The plants have been letting me know that Spring's almost upon us. The fig tree is about to explode into greenness and the dwarf Washington Navel Orange was starting to show signs of new growth. That meant but one thing: I had to get the trees planted tout suite!
So last weekend we got stuck in, and while Suyin was engaged in the therapeutic task of picking rocks out of the garden bed, I was digging holes for the citrus trees.
|Here are some holes, and here are some trees. You can guess what comes next.|
You may also have noticed in the above photo that the path is looking more path-like and less like a ditch. We decided to try some finely chopped pine bark as a fill but I was too chicken to buy more than one bag in case it looked bad. It didn't, so I've since bought some more to finish it off. Now, back to the citrus..

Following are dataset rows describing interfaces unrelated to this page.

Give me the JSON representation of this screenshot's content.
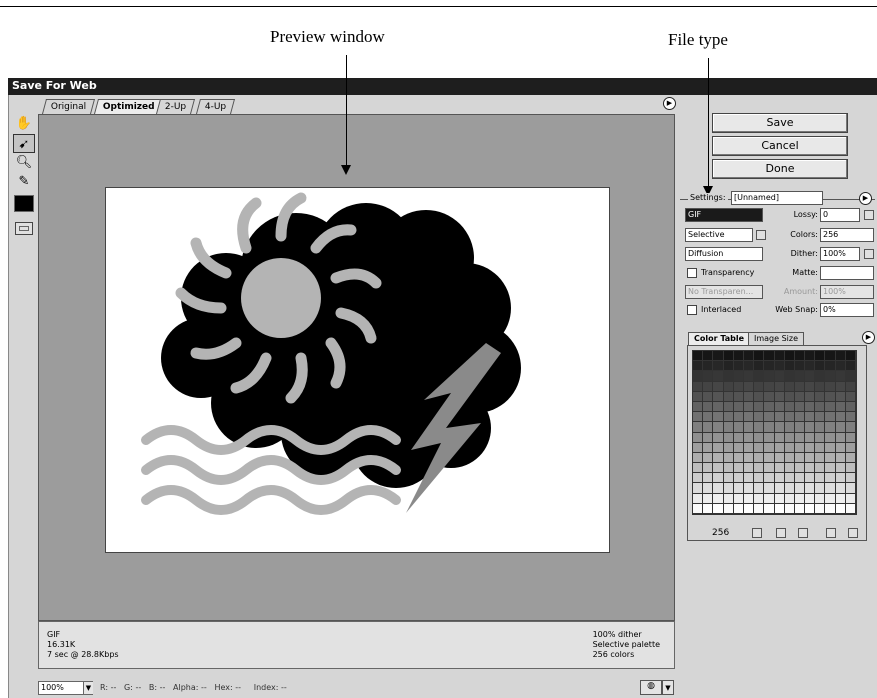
{
  "annotations": {
    "preview_label": "Preview window",
    "filetype_label": "File type"
  },
  "window": {
    "title": "Save For Web"
  },
  "tabs": [
    {
      "label": "Original"
    },
    {
      "label": "Optimized"
    },
    {
      "label": "2-Up"
    },
    {
      "label": "4-Up"
    }
  ],
  "tools": [
    "hand-tool-icon",
    "slice-select-tool-icon",
    "zoom-tool-icon",
    "eyedropper-tool-icon",
    "eyedropper-color-swatch",
    "toggle-slices-icon"
  ],
  "info": {
    "format": "GIF",
    "size": "16.31K",
    "download_time": "7 sec @ 28.8Kbps",
    "dither": "100% dither",
    "palette": "Selective palette",
    "colors": "256 colors"
  },
  "status": {
    "zoom": "100%",
    "r_label": "R:",
    "r_value": "--",
    "g_label": "G:",
    "g_value": "--",
    "b_label": "B:",
    "b_value": "--",
    "alpha_label": "Alpha:",
    "alpha_value": "--",
    "hex_label": "Hex:",
    "hex_value": "--",
    "index_label": "Index:",
    "index_value": "--"
  },
  "buttons": {
    "save": "Save",
    "cancel": "Cancel",
    "done": "Done"
  },
  "settings": {
    "label": "Settings:",
    "preset": "[Unnamed]",
    "file_format": "GIF",
    "palette": "Selective",
    "dither_algo": "Diffusion",
    "transparency_label": "Transparency",
    "transparency_dither": "No Transparen...",
    "interlaced_label": "Interlaced",
    "lossy_label": "Lossy:",
    "lossy_value": "0",
    "colors_label": "Colors:",
    "colors_value": "256",
    "dither_label": "Dither:",
    "dither_value": "100%",
    "matte_label": "Matte:",
    "matte_value": "",
    "amount_label": "Amount:",
    "amount_value": "100%",
    "websnap_label": "Web Snap:",
    "websnap_value": "0%"
  },
  "color_table": {
    "tab_color_table": "Color Table",
    "tab_image_size": "Image Size",
    "count": "256"
  },
  "colors": {
    "titlebar": "#1e1e1e",
    "panel": "#d6d6d6",
    "canvas_backdrop": "#9c9c9c",
    "artwork_black": "#000000",
    "artwork_gray": "#b4b4b4",
    "bolt_gray": "#8a8a8a"
  }
}
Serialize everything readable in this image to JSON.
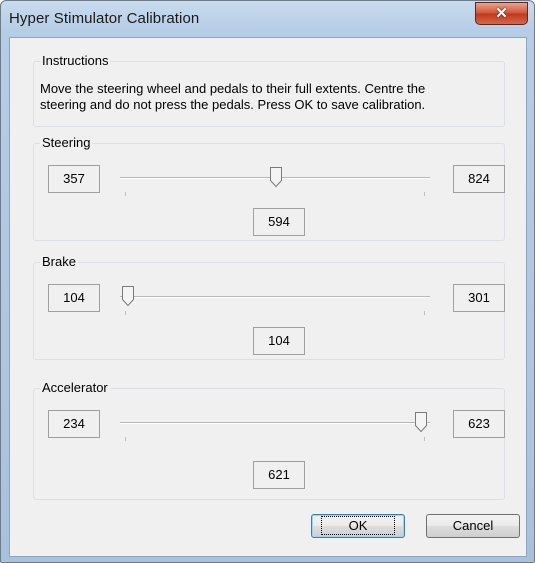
{
  "window": {
    "title": "Hyper Stimulator Calibration",
    "close_glyph": "✕"
  },
  "instructions": {
    "legend": "Instructions",
    "line1": "Move the steering wheel and pedals to their full extents. Centre the",
    "line2": "steering and do not press the pedals. Press OK to save calibration."
  },
  "steering": {
    "legend": "Steering",
    "min": "357",
    "max": "824",
    "current": "594",
    "position": 0.503
  },
  "brake": {
    "legend": "Brake",
    "min": "104",
    "max": "301",
    "current": "104",
    "position": 0.0
  },
  "accelerator": {
    "legend": "Accelerator",
    "min": "234",
    "max": "623",
    "current": "621",
    "position": 0.995
  },
  "buttons": {
    "ok": "OK",
    "cancel": "Cancel"
  }
}
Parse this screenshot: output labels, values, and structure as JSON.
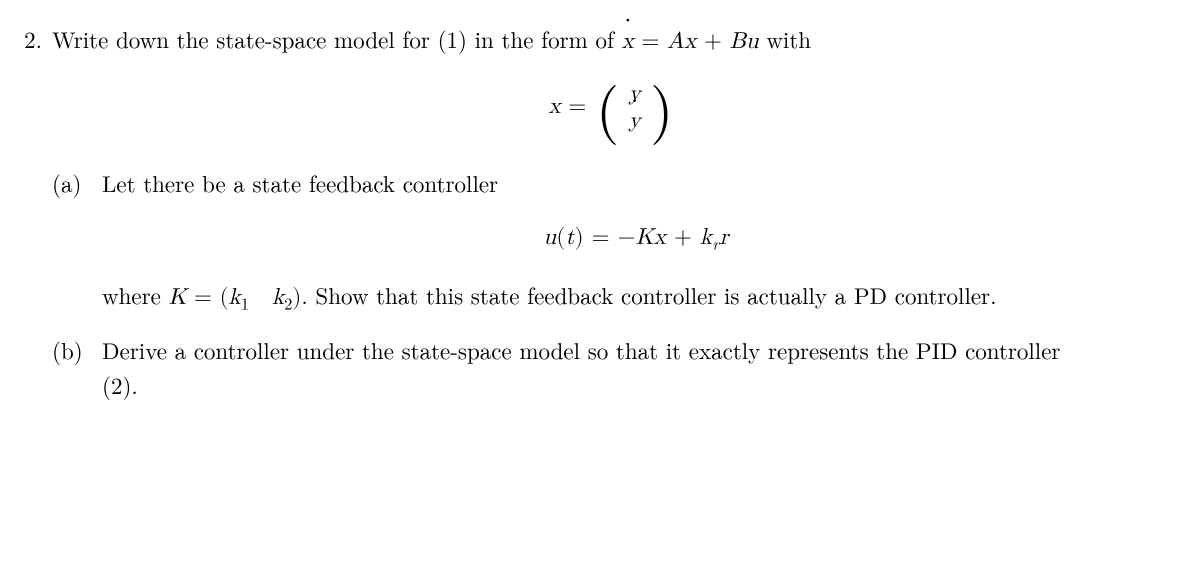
{
  "problem": {
    "number": "2.",
    "prompt_prefix": "Write down the state-space model for (1) in the form of ",
    "prompt_eq_lhs": "x",
    "prompt_eq_eq": " = ",
    "prompt_eq_rhs_A": "Ax",
    "prompt_eq_plus": " + ",
    "prompt_eq_rhs_B": "Bu",
    "prompt_suffix": " with",
    "state_def": {
      "lhs": "x",
      "eq": " = ",
      "row1": "y",
      "row2": "y"
    },
    "parts": {
      "a": {
        "label": "(a)",
        "intro": "Let there be a state feedback controller",
        "ctrl_eq": {
          "lhs": "u(t)",
          "eq": " = ",
          "neg": "−",
          "K": "K",
          "x": "x",
          "plus": " + ",
          "k": "k",
          "ksub": "r",
          "r": "r"
        },
        "after_prefix": "where ",
        "K": "K",
        "Keq": " = (",
        "k1": "k",
        "k1sub": "1",
        "ksp": " ",
        "k2": "k",
        "k2sub": "2",
        "Kclose": ").",
        "after_suffix": " Show that this state feedback controller is actually a PD controller."
      },
      "b": {
        "label": "(b)",
        "text_line1": "Derive a controller under the state-space model so that it exactly represents the PID controller",
        "text_line2": "(2)."
      }
    }
  }
}
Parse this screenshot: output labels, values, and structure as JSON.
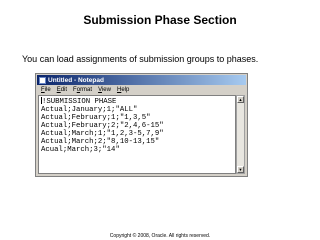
{
  "slide": {
    "title": "Submission Phase Section",
    "text": "You can load assignments of submission groups to phases.",
    "footer": "Copyright © 2008, Oracle. All rights reserved."
  },
  "notepad": {
    "title": "Untitled - Notepad",
    "icon": "notepad-icon",
    "menu": [
      {
        "acc": "F",
        "rest": "ile"
      },
      {
        "acc": "E",
        "rest": "dit"
      },
      {
        "pre": "F",
        "acc": "o",
        "rest": "rmat"
      },
      {
        "acc": "V",
        "rest": "iew"
      },
      {
        "acc": "H",
        "rest": "elp"
      }
    ],
    "lines": [
      "!SUBMISSION PHASE",
      "Actual;January;1;\"ALL\"",
      "Actual;February;1;\"1,3,5\"",
      "Actual;February;2;\"2,4,6-15\"",
      "Actual;March;1;\"1,2,3-5,7,9\"",
      "Actual;March;2;\"8,10-13,15\"",
      "Acual;March;3;\"14\""
    ]
  },
  "colors": {
    "titlebar_start": "#0a246a",
    "titlebar_end": "#a6caf0",
    "window_face": "#d4d0c8"
  }
}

|Final preparation before planting the lemon tree. Nice path, yes?|
Still being paranoid about drainage after the untimely demise of the resident lychee tree from fungal root rot, I tested the holes by filling them with water and seeing how long it took for them to drain. The nursery we bought the trees from has a handy page on planting citrus where they suggest you should plant your tree elsewhere if it takes more than 30 minutes for the water to drain away. Mine took more like 5 minutes, so I was pretty comfortable with that.
|Lime, lemon and orange trees ready for a good watering in.|

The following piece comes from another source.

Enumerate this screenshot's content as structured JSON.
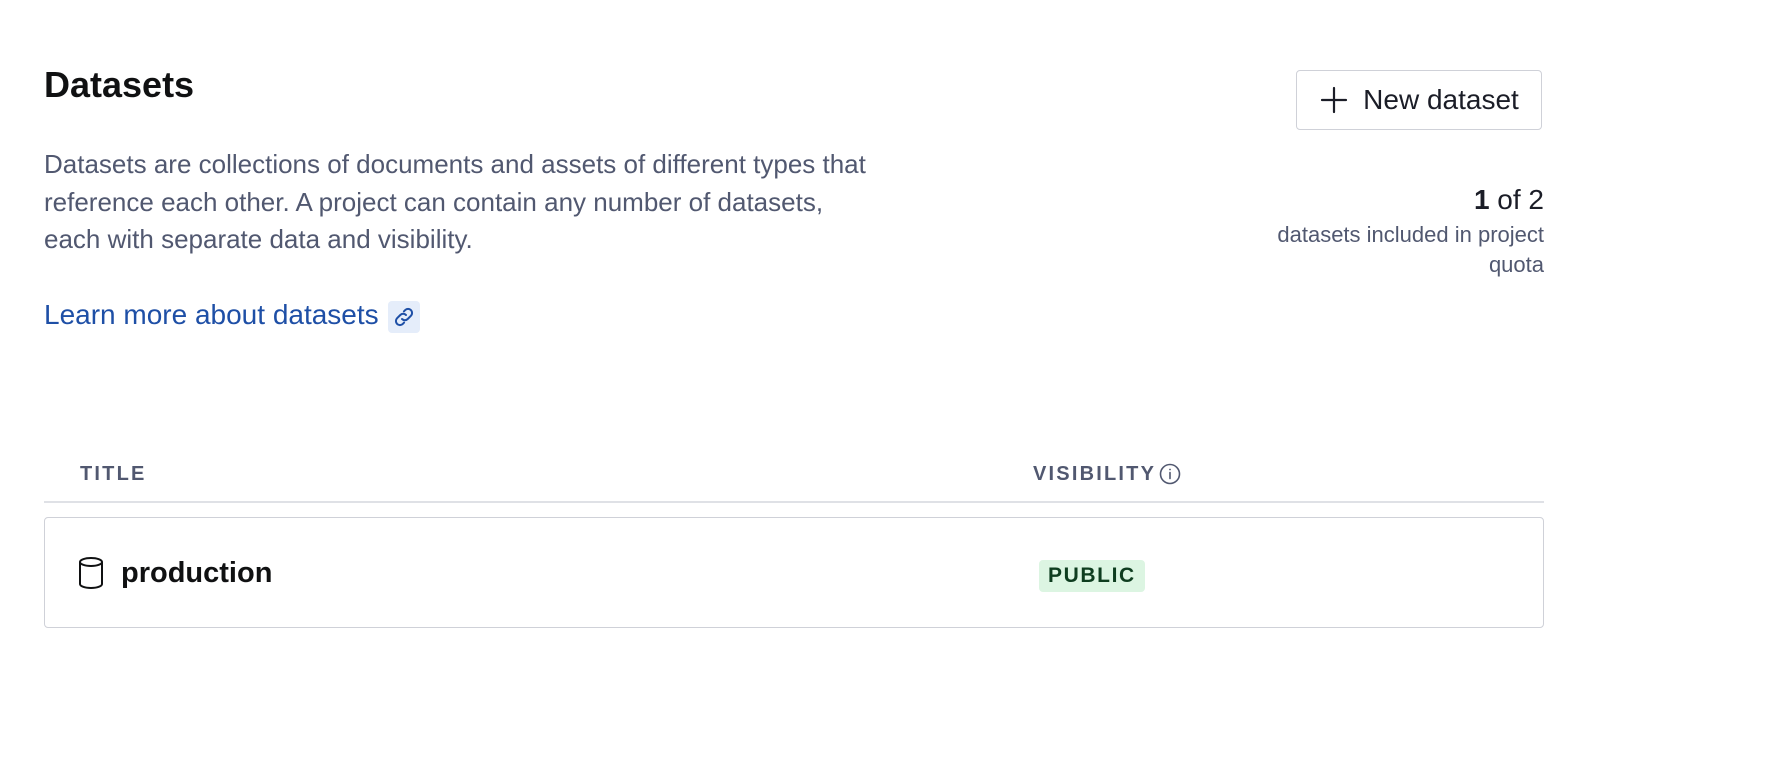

After that it was pretty straightforward to plant the trees and water them in. With grafted trees you're always supposed to plant them with the graft above the ground, and in this case it was no problem as there was about 15cm to play with. Now it's just a matter of making sure they have enough water to get established (but not too much!) and looking out for any signs of distress or pestilence.